Monday, August 14, 2017

Homelessness is still a problem. Gee, go figure

Ten years ago now, I was part of a major initiative to address homelessness in Victoria. The Mayor's Task Force on Breaking the Cycle of Mental Illness, Addictions and Homelessness brought together some of the most informed, passionate people in the country to look into the issue of people living on our streets and what needed to be done about it. 
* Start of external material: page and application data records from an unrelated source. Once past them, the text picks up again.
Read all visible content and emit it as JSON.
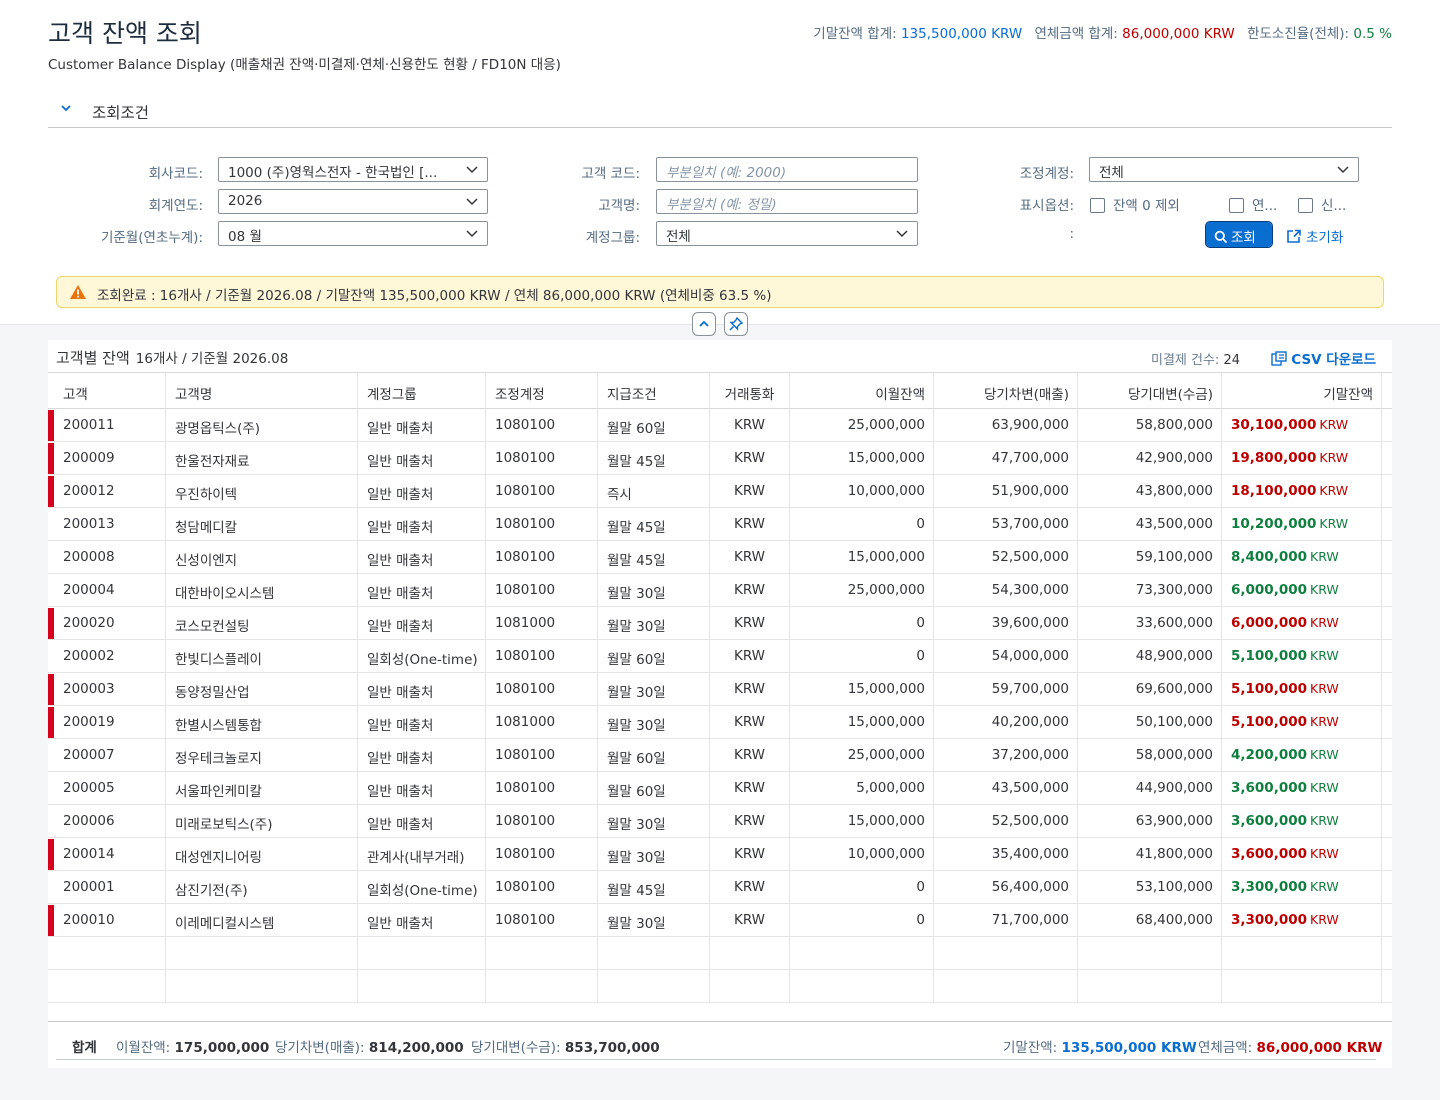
{
  "header": {
    "title": "고객 잔액 조회",
    "subtitle": "Customer Balance Display (매출채권 잔액·미결제·연체·신용한도 현황 / FD10N 대응)",
    "kpis": [
      {
        "label": "기말잔액 합계:",
        "value": "135,500,000 KRW",
        "color": "#0a6ed1"
      },
      {
        "label": "연체금액 합계:",
        "value": "86,000,000 KRW",
        "color": "#bb0000"
      },
      {
        "label": "한도소진율(전체):",
        "value": "0.5 %",
        "color": "#107e3e"
      }
    ]
  },
  "filter": {
    "section_title": "조회조건",
    "company_label": "회사코드:",
    "company_value": "1000 (주)영웍스전자 - 한국법인 [...",
    "year_label": "회계연도:",
    "year_value": "2026",
    "period_label": "기준월(연초누계):",
    "period_value": "08 월",
    "customer_code_label": "고객 코드:",
    "customer_code_placeholder": "부분일치 (예: 2000)",
    "customer_name_label": "고객명:",
    "customer_name_placeholder": "부분일치 (예: 정밀)",
    "account_group_label": "계정그룹:",
    "account_group_value": "전체",
    "recon_label": "조정계정:",
    "recon_value": "전체",
    "display_label": "표시옵션:",
    "opt1": "잔액 0 제외",
    "opt2": "연...",
    "opt3": "신...",
    "colon3": ":",
    "search_button": "조회",
    "reset_button": "초기화"
  },
  "message": "조회완료 : 16개사 / 기준월 2026.08 / 기말잔액 135,500,000 KRW / 연체 86,000,000 KRW (연체비중 63.5 %)",
  "table": {
    "title": "고객별 잔액",
    "subtitle": "16개사 / 기준월 2026.08",
    "unpaid_label": "미결제 건수:",
    "unpaid_count": "24",
    "csv_label": "CSV 다운로드",
    "columns": [
      "고객",
      "고객명",
      "계정그룹",
      "조정계정",
      "지급조건",
      "거래통화",
      "이월잔액",
      "당기차변(매출)",
      "당기대변(수금)",
      "기말잔액"
    ],
    "rows": [
      {
        "id": "200011",
        "name": "광명옵틱스(주)",
        "group": "일반 매출처",
        "recon": "1080100",
        "terms": "월말 60일",
        "cur": "KRW",
        "carry": "25,000,000",
        "debit": "63,900,000",
        "credit": "58,800,000",
        "end": "30,100,000",
        "overdue": true
      },
      {
        "id": "200009",
        "name": "한울전자재료",
        "group": "일반 매출처",
        "recon": "1080100",
        "terms": "월말 45일",
        "cur": "KRW",
        "carry": "15,000,000",
        "debit": "47,700,000",
        "credit": "42,900,000",
        "end": "19,800,000",
        "overdue": true
      },
      {
        "id": "200012",
        "name": "우진하이텍",
        "group": "일반 매출처",
        "recon": "1080100",
        "terms": "즉시",
        "cur": "KRW",
        "carry": "10,000,000",
        "debit": "51,900,000",
        "credit": "43,800,000",
        "end": "18,100,000",
        "overdue": true
      },
      {
        "id": "200013",
        "name": "청담메디칼",
        "group": "일반 매출처",
        "recon": "1080100",
        "terms": "월말 45일",
        "cur": "KRW",
        "carry": "0",
        "debit": "53,700,000",
        "credit": "43,500,000",
        "end": "10,200,000",
        "overdue": false
      },
      {
        "id": "200008",
        "name": "신성이엔지",
        "group": "일반 매출처",
        "recon": "1080100",
        "terms": "월말 45일",
        "cur": "KRW",
        "carry": "15,000,000",
        "debit": "52,500,000",
        "credit": "59,100,000",
        "end": "8,400,000",
        "overdue": false
      },
      {
        "id": "200004",
        "name": "대한바이오시스템",
        "group": "일반 매출처",
        "recon": "1080100",
        "terms": "월말 30일",
        "cur": "KRW",
        "carry": "25,000,000",
        "debit": "54,300,000",
        "credit": "73,300,000",
        "end": "6,000,000",
        "overdue": false
      },
      {
        "id": "200020",
        "name": "코스모컨설팅",
        "group": "일반 매출처",
        "recon": "1081000",
        "terms": "월말 30일",
        "cur": "KRW",
        "carry": "0",
        "debit": "39,600,000",
        "credit": "33,600,000",
        "end": "6,000,000",
        "overdue": true
      },
      {
        "id": "200002",
        "name": "한빛디스플레이",
        "group": "일회성(One-time)",
        "recon": "1080100",
        "terms": "월말 60일",
        "cur": "KRW",
        "carry": "0",
        "debit": "54,000,000",
        "credit": "48,900,000",
        "end": "5,100,000",
        "overdue": false
      },
      {
        "id": "200003",
        "name": "동양정밀산업",
        "group": "일반 매출처",
        "recon": "1080100",
        "terms": "월말 30일",
        "cur": "KRW",
        "carry": "15,000,000",
        "debit": "59,700,000",
        "credit": "69,600,000",
        "end": "5,100,000",
        "overdue": true
      },
      {
        "id": "200019",
        "name": "한별시스템통합",
        "group": "일반 매출처",
        "recon": "1081000",
        "terms": "월말 30일",
        "cur": "KRW",
        "carry": "15,000,000",
        "debit": "40,200,000",
        "credit": "50,100,000",
        "end": "5,100,000",
        "overdue": true
      },
      {
        "id": "200007",
        "name": "정우테크놀로지",
        "group": "일반 매출처",
        "recon": "1080100",
        "terms": "월말 60일",
        "cur": "KRW",
        "carry": "25,000,000",
        "debit": "37,200,000",
        "credit": "58,000,000",
        "end": "4,200,000",
        "overdue": false
      },
      {
        "id": "200005",
        "name": "서울파인케미칼",
        "group": "일반 매출처",
        "recon": "1080100",
        "terms": "월말 60일",
        "cur": "KRW",
        "carry": "5,000,000",
        "debit": "43,500,000",
        "credit": "44,900,000",
        "end": "3,600,000",
        "overdue": false
      },
      {
        "id": "200006",
        "name": "미래로보틱스(주)",
        "group": "일반 매출처",
        "recon": "1080100",
        "terms": "월말 30일",
        "cur": "KRW",
        "carry": "15,000,000",
        "debit": "52,500,000",
        "credit": "63,900,000",
        "end": "3,600,000",
        "overdue": false
      },
      {
        "id": "200014",
        "name": "대성엔지니어링",
        "group": "관계사(내부거래)",
        "recon": "1080100",
        "terms": "월말 30일",
        "cur": "KRW",
        "carry": "10,000,000",
        "debit": "35,400,000",
        "credit": "41,800,000",
        "end": "3,600,000",
        "overdue": true
      },
      {
        "id": "200001",
        "name": "삼진기전(주)",
        "group": "일회성(One-time)",
        "recon": "1080100",
        "terms": "월말 45일",
        "cur": "KRW",
        "carry": "0",
        "debit": "56,400,000",
        "credit": "53,100,000",
        "end": "3,300,000",
        "overdue": false
      },
      {
        "id": "200010",
        "name": "이레메디컬시스템",
        "group": "일반 매출처",
        "recon": "1080100",
        "terms": "월말 30일",
        "cur": "KRW",
        "carry": "0",
        "debit": "71,700,000",
        "credit": "68,400,000",
        "end": "3,300,000",
        "overdue": true
      }
    ],
    "currency_suffix": "KRW"
  },
  "footer": {
    "label": "합계",
    "carry_label": "이월잔액:",
    "carry_value": "175,000,000",
    "debit_label": "당기차변(매출):",
    "debit_value": "814,200,000",
    "credit_label": "당기대변(수금):",
    "credit_value": "853,700,000",
    "end_label": "기말잔액:",
    "end_value": "135,500,000 KRW",
    "overdue_label": "연체금액:",
    "overdue_value": "86,000,000 KRW"
  },
  "colors": {
    "overdue": "#bb0000",
    "normal": "#107e3e",
    "accent": "#0a6ed1",
    "flag": "#d5001b"
  }
}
In four intense months, the task force put together a comprehensive report, packed with thoughtful, meaningful research, strategies and findings. What lands people into homelessness in these modern times turned out to be quite a complex series of things, starting with people's own personal crises, health issues and inability (for all kinds of reasons) to manage the major problems and stressors of their lives, and then deepening into shifting priorities at all levels of government, systemic failures, flawed decision-making, disconnects and deep funding cuts across the existing system of support, and a general failure by our society to grasp how much effort and investment is needed over a very long time to try to address an entrenched social problem.

The key message repeated over and over again in that report was that while we do indeed need much more housing and social supports, we will always have homelessness unless we address the root causes of it. Without that, you are simply housing those who are homeless right now, even while new people fall into homelessness behind them.

A decade on, we have built some more housing. We have added more outreach. We have shifted thinking in the judicial system to the point that judges now routinely make much more humane decisions when confronted with cases that so clearly come down to homelessness and poverty rather than criminal intent.

We have also talked and talked about the root causes of homelessness, so much so that I'd like to think that virtually everyone now understands much more that homelessness happens not because someone is too lazy to work or reluctant to "pull up their bootstraps," but because of things like mental illness, poverty, disability, catastrophic injury, substance issues, a lifetime of disadvantage, and the lack of any kind of personal support system to fall back.

But while public awareness may have improved, the strategies that might staunch the flow of people into homelessness have never come about. That explains why we are still talking about homelessness like nothing has changed, and why there were a thousand or so people living homeless in Victoria when the task force got underway in 2007 and still is. And why there still will be 10 years from now if we keep doing things in the same ineffective, reactive way.

A new report was released last week confirming that the majority of homeless youth in our country are survivors of the foster system. Children from families investigated through Canada's child-welfare system are almost 200 times more likely to end up homeless at some point in their lifetime compared to children with no involvement in the system.

Shocking. But we knew that already 10 years ago. We've heard about it repeatedly in the intervening years from former BC Children and Youth representative Mary Ellen Turpel Lafond, who penned report after report pointing out this tragic statistic. Yet here we are, still being shocked. Still doing nothing effective in response.

We also knew 10 years ago that discharging people from our provincial jails with no plan also fed into homelessness, not to mention led some of them to instantly commit another crime to get themselves out of their dire economic situation. We knew that discharging people with chronic mental illness from hospital without a solid plan did the same. As did relentlessly wearing down social supports to the point that people on the edge began to fall into the cracks.

So yeah, it's a bummer to still be talking about homelessness all these years later. But until we get serious about why we can't seem to get on top of it, it will remain a heartbreaking example of societal failure and wasted human potential.